Friday, June 6, 2008

Mental health fixes are going to cost a bundle

As expected, Alan Judd and Andy Miller at The AJC offer an excellent look ahead at the ramifications of having the U.S. Department of Justice show up and say you're violating people's civil rights.

Get ready for the search for new mental health care funding to join the search for new transportation funding and the search for new trauma care funding.

From The AJC:
Georgia may have little choice but to overhaul its mental health care system. Since 2003, the Justice Department has found violations of civil rights and other laws in 10 hospitals in five states and the District of Columbia. Only two states fought the findings in court, but they ultimately gave in.

When such serious problems are found, court-appointed monitors have been assigned to supervise the hospitals in those states; the Justice Department oversaw Hawaii's mental health system for more than a dozen years. Monitors generally have free rein to examine the hospitals. Should they find a state isn't living up to a settlement agreement, judges may order even tougher sanctions.

Moreover, settlements have forced the states to spend heavily —- nearly half a billion dollars in North Carolina alone.

No estimates were immediately available on the cost to bring Georgia's hospitals up to standards. But experts in mental health care said the Justice Department's 65-page letter to Gov. Sonny Perdue detailed an unusually high number of deficiencies in a surprisingly accusatory tone.

1 comment:

eva said...

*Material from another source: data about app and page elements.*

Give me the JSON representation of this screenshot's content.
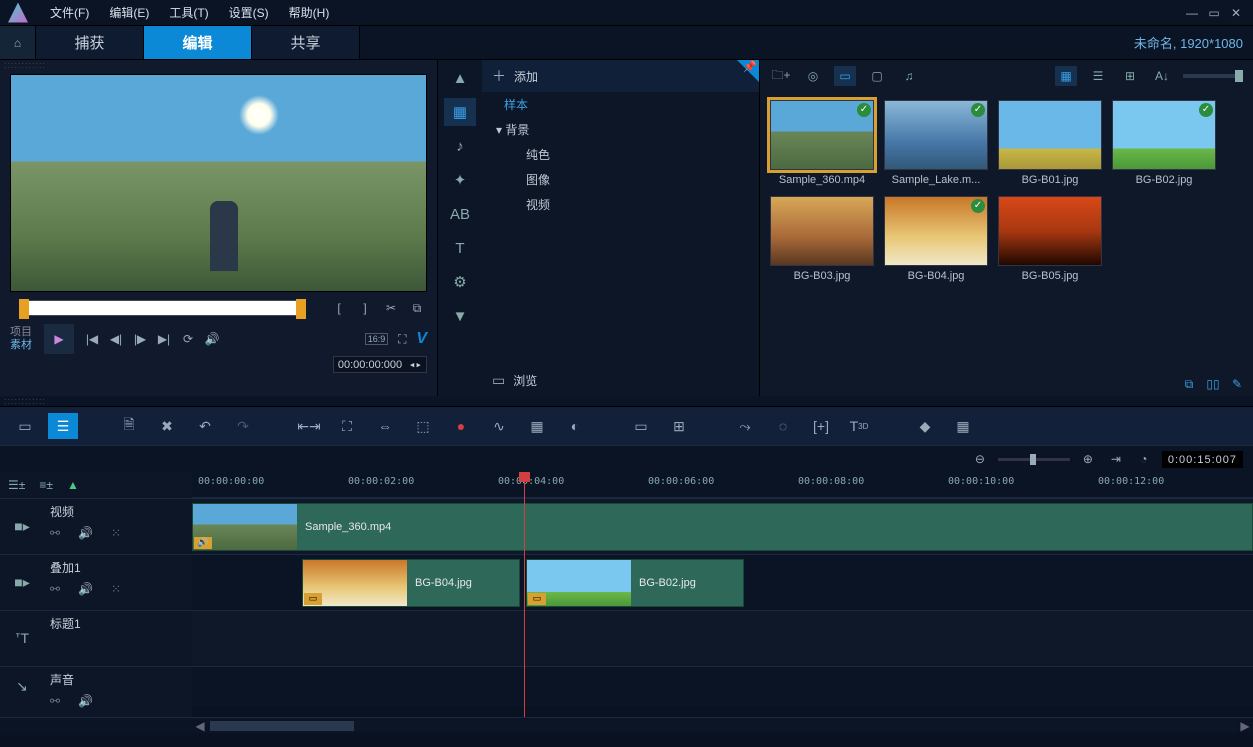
{
  "menu": {
    "file": "文件(F)",
    "edit": "编辑(E)",
    "tools": "工具(T)",
    "settings": "设置(S)",
    "help": "帮助(H)"
  },
  "tabs": {
    "capture": "捕获",
    "edit": "编辑",
    "share": "共享"
  },
  "project": {
    "title": "未命名, 1920*1080"
  },
  "preview": {
    "project_label": "项目",
    "clip_label": "素材",
    "timecode": "00:00:00:000",
    "aspect": "16:9"
  },
  "library": {
    "add": "添加",
    "browse": "浏览",
    "tree": {
      "samples": "样本",
      "backgrounds": "背景",
      "solid": "纯色",
      "image": "图像",
      "video": "视频"
    },
    "thumbs": [
      {
        "name": "Sample_360.mp4",
        "bg": "linear-gradient(#5aa8d8 0%,#5aa8d8 45%,#6a8658 45%,#4c6a40 100%)",
        "chk": true,
        "sel": true
      },
      {
        "name": "Sample_Lake.m...",
        "bg": "linear-gradient(#8ab8d8,#4878a8 60%,#305878)",
        "chk": true
      },
      {
        "name": "BG-B01.jpg",
        "bg": "linear-gradient(#6ab8e8 0%,#6ab8e8 70%,#c8b848 70%,#a89838 100%)",
        "chk": false
      },
      {
        "name": "BG-B02.jpg",
        "bg": "linear-gradient(#7ac8f0 0%,#7ac8f0 70%,#6ab848 70%,#4a9838 100%)",
        "chk": true
      },
      {
        "name": "BG-B03.jpg",
        "bg": "linear-gradient(#d8a858 0%,#a86838 60%,#583820 100%)",
        "chk": false
      },
      {
        "name": "BG-B04.jpg",
        "bg": "linear-gradient(#c87828 0%,#e8c878 60%,#f0e8c8 100%)",
        "chk": true
      },
      {
        "name": "BG-B05.jpg",
        "bg": "linear-gradient(#d84818 0%,#a83810 50%,#200800 100%)",
        "chk": false
      }
    ]
  },
  "timeline": {
    "timecode": "0:00:15:007",
    "ticks": [
      "00:00:00:00",
      "00:00:02:00",
      "00:00:04:00",
      "00:00:06:00",
      "00:00:08:00",
      "00:00:10:00",
      "00:00:12:00"
    ],
    "tracks": {
      "video": "视频",
      "overlay": "叠加1",
      "title": "标题1",
      "audio": "声音"
    },
    "clips": {
      "main": "Sample_360.mp4",
      "ov1": "BG-B04.jpg",
      "ov2": "BG-B02.jpg"
    }
  }
}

Well to quote about this article, i would like to say that Mental health and disorders are becoming very common these days and there are programs running to fix the same.
==========
eva
Addiction Recovery Georgia